Free speech debate on bumper sticker grows

? A legislative staffer who put an anti-war bumper sticker with a profanity on her car and parked it in the Statehouse garage upset one lawmaker and had the governor and others debating the limits of free speech.

Ashley Holm’s sticker created speculation that her full-time, yearlong paid internship with the Legislative Research Department was in jeopardy, although the lawmaker who complained said he didn’t seek to have her fired.

It wasn’t clear Monday whether any action had been taken, and the sticker was still visible in the garage. Holm’s assigned space is in a high-traffic area.

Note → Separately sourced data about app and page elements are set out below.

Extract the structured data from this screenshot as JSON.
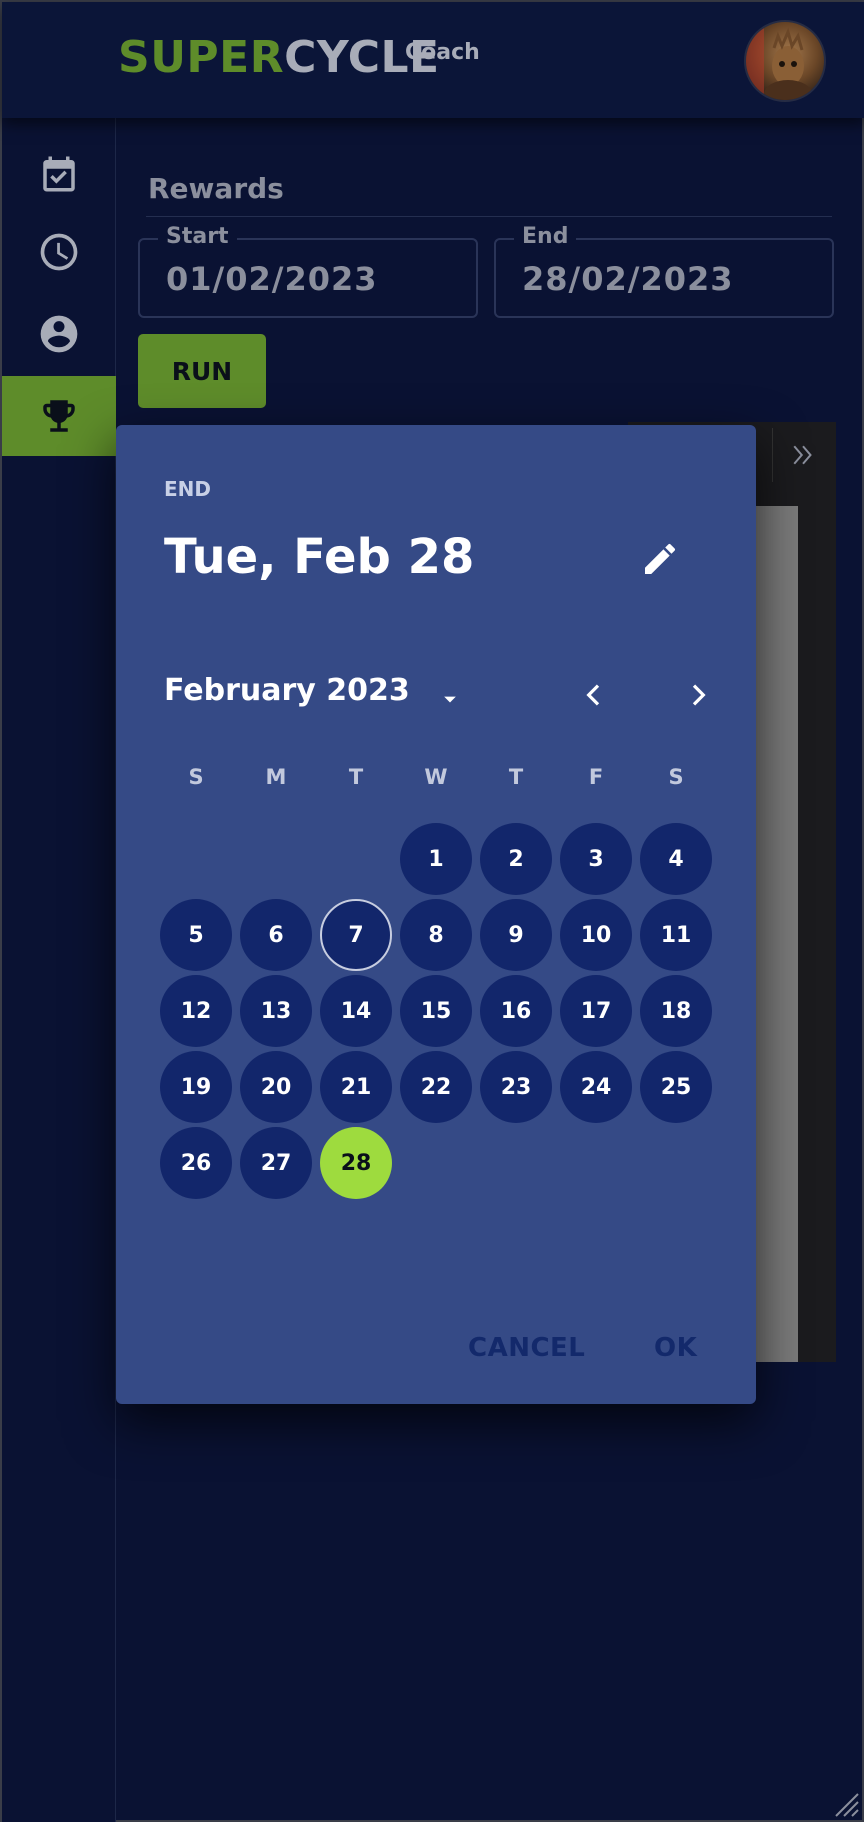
{
  "app": {
    "logo_part1": "SUPER",
    "logo_part2": "CYCLE",
    "logo_sub": "Coach"
  },
  "sidebar": {
    "items": [
      {
        "icon": "calendar-check-icon",
        "active": false
      },
      {
        "icon": "clock-icon",
        "active": false
      },
      {
        "icon": "account-circle-icon",
        "active": false
      },
      {
        "icon": "trophy-icon",
        "active": true
      }
    ]
  },
  "page": {
    "title": "Rewards",
    "start_label": "Start",
    "start_value": "01/02/2023",
    "end_label": "End",
    "end_value": "28/02/2023",
    "run_label": "RUN"
  },
  "date_picker": {
    "overline": "END",
    "selected_date_text": "Tue, Feb 28",
    "month_year": "February 2023",
    "weekdays": [
      "S",
      "M",
      "T",
      "W",
      "T",
      "F",
      "S"
    ],
    "first_weekday_index": 3,
    "days": [
      "1",
      "2",
      "3",
      "4",
      "5",
      "6",
      "7",
      "8",
      "9",
      "10",
      "11",
      "12",
      "13",
      "14",
      "15",
      "16",
      "17",
      "18",
      "19",
      "20",
      "21",
      "22",
      "23",
      "24",
      "25",
      "26",
      "27",
      "28"
    ],
    "today": "7",
    "selected": "28",
    "cancel_label": "CANCEL",
    "ok_label": "OK"
  },
  "colors": {
    "brand_green": "#5e8c2a",
    "selected_day": "#9edb3e",
    "dialog_bg": "#354a86",
    "day_bg": "#12266b"
  }
}
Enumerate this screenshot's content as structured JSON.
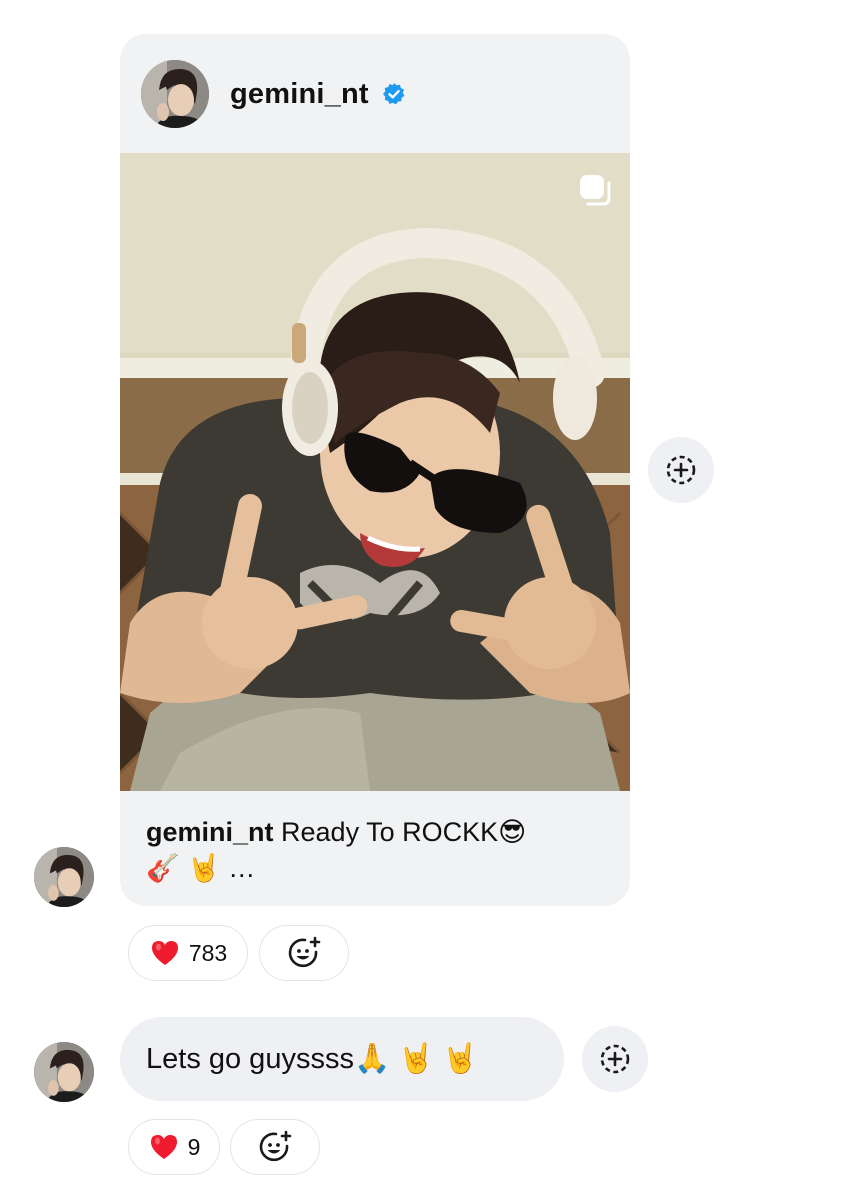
{
  "shared_post": {
    "username": "gemini_nt",
    "verified_icon": "verified-badge-icon",
    "carousel_icon": "multiple-photos-icon",
    "caption_user": "gemini_nt",
    "caption_text": " Ready To ROCKK😎",
    "caption_line2": "🎸 🤘 …",
    "accent_color": "#1d9bf0"
  },
  "post_reactions": {
    "heart": "❤️",
    "count": "783"
  },
  "message": {
    "text": "Lets go guyssss🙏 🤘 🤘"
  },
  "message_reactions": {
    "heart": "❤️",
    "count": "9"
  }
}
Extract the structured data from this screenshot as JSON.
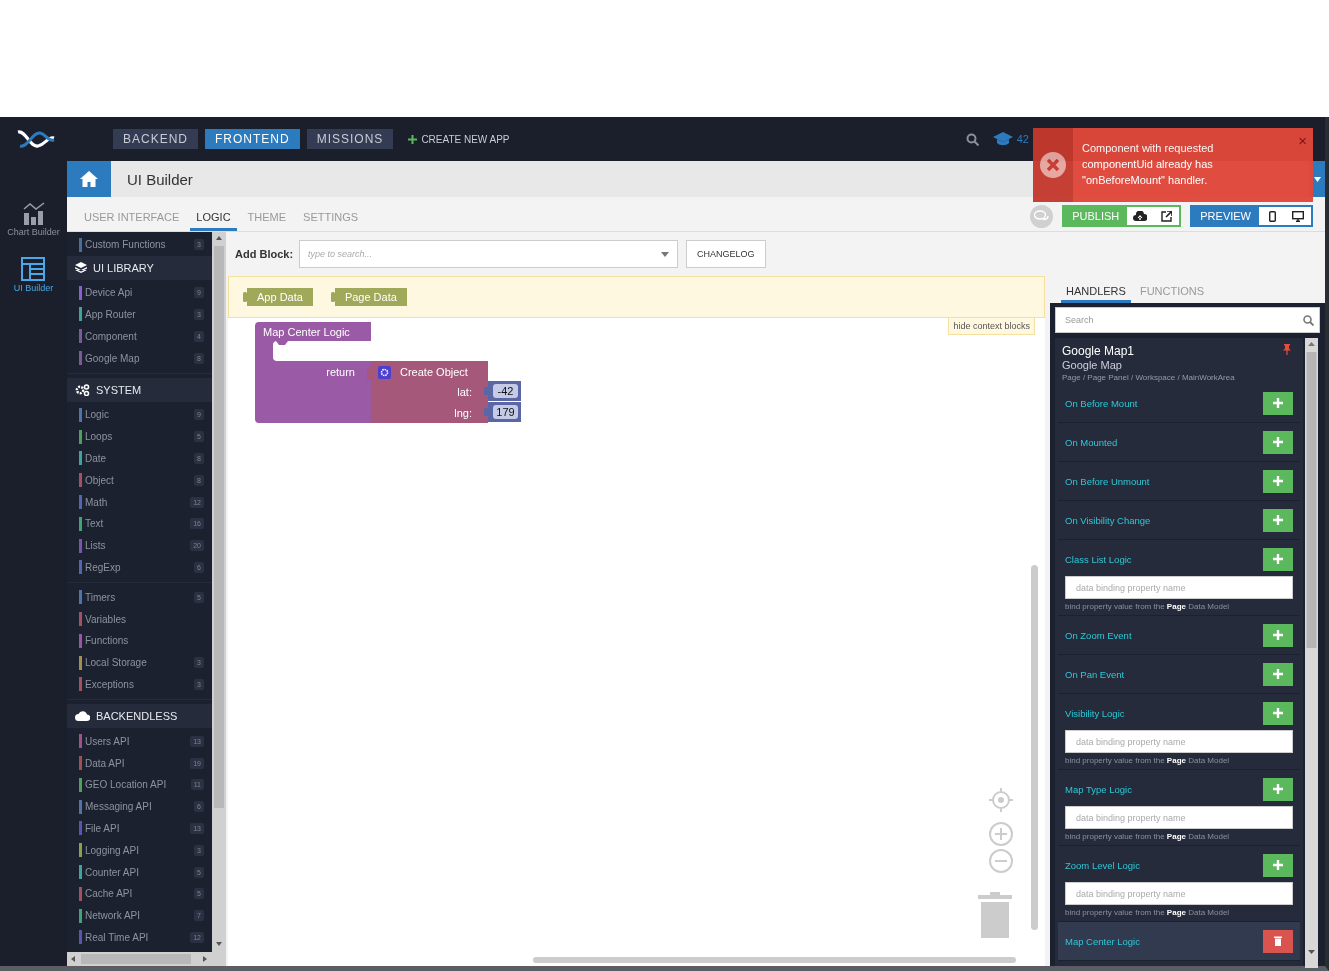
{
  "top_nav": {
    "buttons": [
      {
        "label": "BACKEND",
        "selected": false
      },
      {
        "label": "FRONTEND",
        "selected": true
      },
      {
        "label": "MISSIONS",
        "selected": false
      }
    ],
    "create_app": "CREATE NEW APP",
    "points": "42"
  },
  "rail": [
    {
      "label": "Chart Builder",
      "selected": false,
      "kind": "chart"
    },
    {
      "label": "UI Builder",
      "selected": true,
      "kind": "layout"
    }
  ],
  "header": {
    "title": "UI Builder"
  },
  "builder_tabs": [
    {
      "label": "USER INTERFACE",
      "selected": false
    },
    {
      "label": "LOGIC",
      "selected": true
    },
    {
      "label": "THEME",
      "selected": false
    },
    {
      "label": "SETTINGS",
      "selected": false
    }
  ],
  "actions": {
    "publish": "PUBLISH",
    "preview": "PREVIEW"
  },
  "toast": {
    "message": "Component with requested componentUid already has \"onBeforeMount\" handler.",
    "close": "×"
  },
  "sidebar": {
    "top_items": [
      {
        "label": "Custom Functions",
        "count": "3",
        "color": "#4a6d9c"
      }
    ],
    "sections": [
      {
        "title": "UI LIBRARY",
        "kind": "library",
        "groups": [
          {
            "items": [
              {
                "label": "Device Api",
                "count": "9",
                "color": "#8a5fd0"
              },
              {
                "label": "App Router",
                "count": "3",
                "color": "#3fa59a"
              },
              {
                "label": "Component",
                "count": "4",
                "color": "#7b5a9c"
              },
              {
                "label": "Google Map",
                "count": "8",
                "color": "#7b5a9c"
              }
            ]
          }
        ]
      },
      {
        "title": "SYSTEM",
        "kind": "system",
        "groups": [
          {
            "items": [
              {
                "label": "Logic",
                "count": "9",
                "color": "#4f74a8"
              },
              {
                "label": "Loops",
                "count": "5",
                "color": "#4fa05a"
              },
              {
                "label": "Date",
                "count": "8",
                "color": "#3fa59a"
              },
              {
                "label": "Object",
                "count": "8",
                "color": "#a55068"
              },
              {
                "label": "Math",
                "count": "12",
                "color": "#5566b0"
              },
              {
                "label": "Text",
                "count": "16",
                "color": "#3fa579"
              },
              {
                "label": "Lists",
                "count": "20",
                "color": "#7a55b0"
              },
              {
                "label": "RegExp",
                "count": "6",
                "color": "#5566b0"
              }
            ]
          },
          {
            "items": [
              {
                "label": "Timers",
                "count": "5",
                "color": "#4f74a8"
              },
              {
                "label": "Variables",
                "color": "#a55068"
              },
              {
                "label": "Functions",
                "color": "#9b55a8"
              },
              {
                "label": "Local Storage",
                "count": "3",
                "color": "#a5904a"
              },
              {
                "label": "Exceptions",
                "count": "3",
                "color": "#a55060"
              }
            ]
          }
        ]
      },
      {
        "title": "BACKENDLESS",
        "kind": "cloud",
        "groups": [
          {
            "items": [
              {
                "label": "Users API",
                "count": "13",
                "color": "#a0508a"
              },
              {
                "label": "Data API",
                "count": "19",
                "color": "#a05050"
              },
              {
                "label": "GEO Location API",
                "count": "11",
                "color": "#4fa05a"
              },
              {
                "label": "Messaging API",
                "count": "6",
                "color": "#4f74a8"
              },
              {
                "label": "File API",
                "count": "13",
                "color": "#5a55b0"
              },
              {
                "label": "Logging API",
                "count": "3",
                "color": "#90a04a"
              },
              {
                "label": "Counter API",
                "count": "5",
                "color": "#3fa59a"
              },
              {
                "label": "Cache API",
                "count": "5",
                "color": "#a55060"
              },
              {
                "label": "Network API",
                "count": "7",
                "color": "#3fa579"
              },
              {
                "label": "Real Time API",
                "count": "12",
                "color": "#5a55b0"
              }
            ]
          }
        ]
      }
    ]
  },
  "logic": {
    "add_block_label": "Add Block:",
    "search_placeholder": "type to search...",
    "changelog": "CHANGELOG",
    "context_blocks": [
      "App Data",
      "Page Data"
    ],
    "hide_context": "hide context blocks",
    "block": {
      "title": "Map Center Logic",
      "return_label": "return",
      "object_title": "Create Object",
      "fields": [
        {
          "name": "lat:",
          "value": "-42"
        },
        {
          "name": "lng:",
          "value": "179"
        }
      ]
    }
  },
  "handlers_panel": {
    "tabs": [
      {
        "label": "HANDLERS",
        "selected": true
      },
      {
        "label": "FUNCTIONS",
        "selected": false
      }
    ],
    "search_placeholder": "Search",
    "component": {
      "name": "Google Map1",
      "type": "Google Map",
      "path": "Page / Page Panel / Workspace / MainWorkArea",
      "pinned": true
    },
    "handlers": [
      {
        "label": "On Before Mount",
        "kind": "event",
        "defined": false,
        "selected": false
      },
      {
        "label": "On Mounted",
        "kind": "event",
        "defined": false,
        "selected": false
      },
      {
        "label": "On Before Unmount",
        "kind": "event",
        "defined": false,
        "selected": false
      },
      {
        "label": "On Visibility Change",
        "kind": "event",
        "defined": false,
        "selected": false
      },
      {
        "label": "Class List Logic",
        "kind": "binding",
        "defined": false,
        "selected": false,
        "placeholder": "data binding property name",
        "hint": "bind property value from the **Page** Data Model"
      },
      {
        "label": "On Zoom Event",
        "kind": "event",
        "defined": false,
        "selected": false
      },
      {
        "label": "On Pan Event",
        "kind": "event",
        "defined": false,
        "selected": false
      },
      {
        "label": "Visibility Logic",
        "kind": "binding",
        "defined": false,
        "selected": false,
        "placeholder": "data binding property name",
        "hint": "bind property value from the **Page** Data Model"
      },
      {
        "label": "Map Type Logic",
        "kind": "binding",
        "defined": false,
        "selected": false,
        "placeholder": "data binding property name",
        "hint": "bind property value from the **Page** Data Model"
      },
      {
        "label": "Zoom Level Logic",
        "kind": "binding",
        "defined": false,
        "selected": false,
        "placeholder": "data binding property name",
        "hint": "bind property value from the **Page** Data Model"
      },
      {
        "label": "Map Center Logic",
        "kind": "event",
        "defined": true,
        "selected": true
      }
    ]
  }
}
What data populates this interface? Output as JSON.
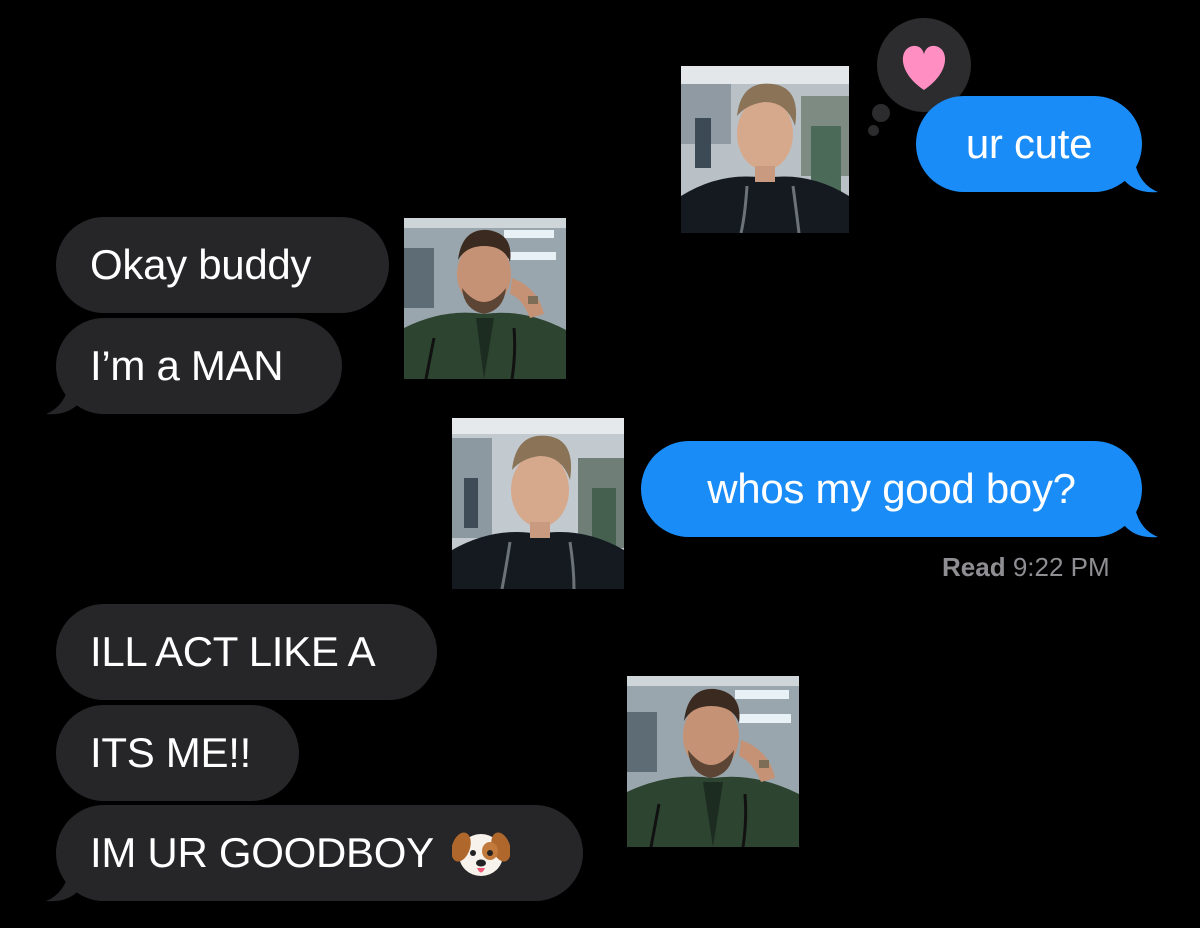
{
  "conversation": {
    "messages": [
      {
        "sender": "me",
        "text": "ur cute"
      },
      {
        "sender": "them",
        "text": "Okay buddy"
      },
      {
        "sender": "them",
        "text": "I’m a MAN"
      },
      {
        "sender": "me",
        "text": "whos my good boy?"
      },
      {
        "sender": "them",
        "text": "ILL ACT LIKE A"
      },
      {
        "sender": "them",
        "text": "ITS ME!!"
      },
      {
        "sender": "them",
        "text": "IM UR GOODBOY"
      }
    ],
    "goodboy_emoji": "dog-face-emoji",
    "reaction": {
      "icon": "heart-icon",
      "color": "#ff8fc2"
    },
    "read_receipt": {
      "label": "Read",
      "time": "9:22 PM"
    }
  },
  "colors": {
    "background": "#000000",
    "incoming_bubble": "#262629",
    "outgoing_bubble": "#1a8cf7",
    "text": "#ffffff",
    "receipt": "#8e8e93"
  },
  "photos": [
    {
      "name": "doctor-dark-scrubs-photo"
    },
    {
      "name": "doctor-green-jacket-photo"
    },
    {
      "name": "doctor-dark-scrubs-photo"
    },
    {
      "name": "doctor-green-jacket-photo"
    }
  ]
}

The red bumper sticker contains only two words in white – the f-word followed by “war.”

“It shows questionable judgment,” said Senate Majority Leader Derek Schmidt, R-Independence.

Schmidt and other legislative leaders said they’re content to leave the issue to Alan Conroy, the Research Department’s director. Conroy wouldn’t comment Monday, saying the matter was a personnel issue. Neither would Holm.

But at the prompting of reporters, Gov. Kathleen Sebelius did weigh in. She said Holm shouldn’t lose her job.

“I’m a big believer that free speech is alive and well and should be alive and well in and out of the Capitol,” Sebelius said.

The complaint about the sticker came from House Majority Ray Merrick, R-Stilwell, a former Marine. He said the language offended him.

“We have a lot of kids coming out of this building every day, and I don’t think it’s appropriate,” Merrick said.

Also, the Research Department’s staff is supposed to remain nonpolitical because it serves all legislators, regardless of party or philosophy.

Merrick said he complained about the sticker to Jeff Russell, in charge of administrative services for legislators. Russell then relayed the complaint to Conroy. Both Merrick and Russell said the majority leader never discussed a potential firing; Conroy said he has not talked to Merrick directly.

Some legislators questioned whether Holm’s bumper sticker is even political.

“I think it’s a stretch,” said Rep. Candy Ruff, D-Leavenworth. “You might be making that statement because you don’t want your son or daughter to be killed in combat, you don’t want to see your nation put in danger.”

As for the language, Ruff said: “This is America. Say what you want.”